“It could be a lonely existence next year,” says Carr, who is starting his professional career at No.922 on the ATP rankings. “If you are in a far flung corner of the world on your own in not a great hotel and you have no wi-fi, it would test your resolve to carry on, but I have no doubts that this is what I want to devote my life to.

“You tend to end up packing your bags on your own and heading to airports on your own, paying for flexi-tickets as you don’t know how long you will be in the tournament for and up to now there has not been much prize money coming in.

“You pay for all these trips at this stage, the coaching and everything else that goes into it, and you hope the rewards will be produced at a later date, but there are no guarantees.”
Simon’s father Tommy may have hoping his boy would follow in his footsteps and plough his sporting ambitions into GAA, yet his boy believes the upbringing he had in a sporting family is serving him well now.

“My dad is very knowledgeable to what is required to get at the top of a sport as he did that himself,” he continues.

“I took up Gaelic football at the age of six and had a go at making it in that sport, but I have a real passion for tennis and Dad has been a big support to me.

“He is also a strength and conditioning trainer so he helps me out a bit in that aspect and it’s great to have someone in my corner who appreciates what is needed to excel in sport. He doesn’t know everything about tennis, but he gives me advice when he can and has been great to me, along with my Mum.”

Carr’s exploits at the US Open and his appearance in the junior doubles event at Wimbledon were stand-out moments of his final year as a graduate of the sport, with Federer’s levels of excellence over the last 12 months highlighting the mountain Carr has in front of him as he looks to scale the heights in the professional ranks of the sport.

“I watched Federer on Centre Court at Wimbledon last year and I’ve never seen anything like it in my life. He has just got everything cracked in tennis. He has it all worked out,” he adds.

“Then I saw him in the dressing room and you sit up and pinch yourself that it’s him.

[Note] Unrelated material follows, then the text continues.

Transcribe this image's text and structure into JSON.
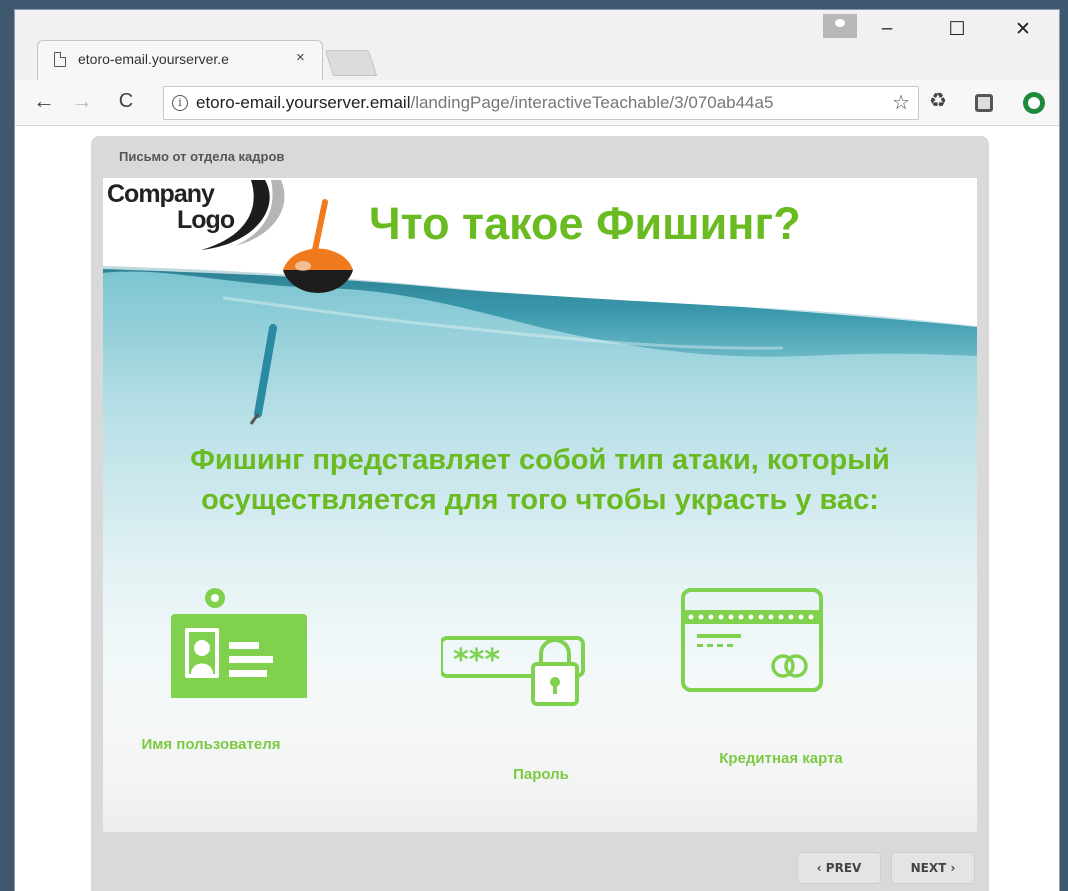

We are not allowed to ask for photos, even if you are tempted, but you know when the big guys walk into the room with you.

“Just being around these stars of he game at the Grand Slam events is a great experience for the junior players and you appreciate what is required to get anywhere near the levels they are at.

“I’m ready for what is coming next, but I know I have a long way to go and an tough rough ahead, but I’m looking forward to it. I believe I can make it.”

The odds may be stacked against Carr in his mission to become Ireland’s first big tennis superstar, but he is embracing the challenge with the attitude of a champion.

By Kevin Palmer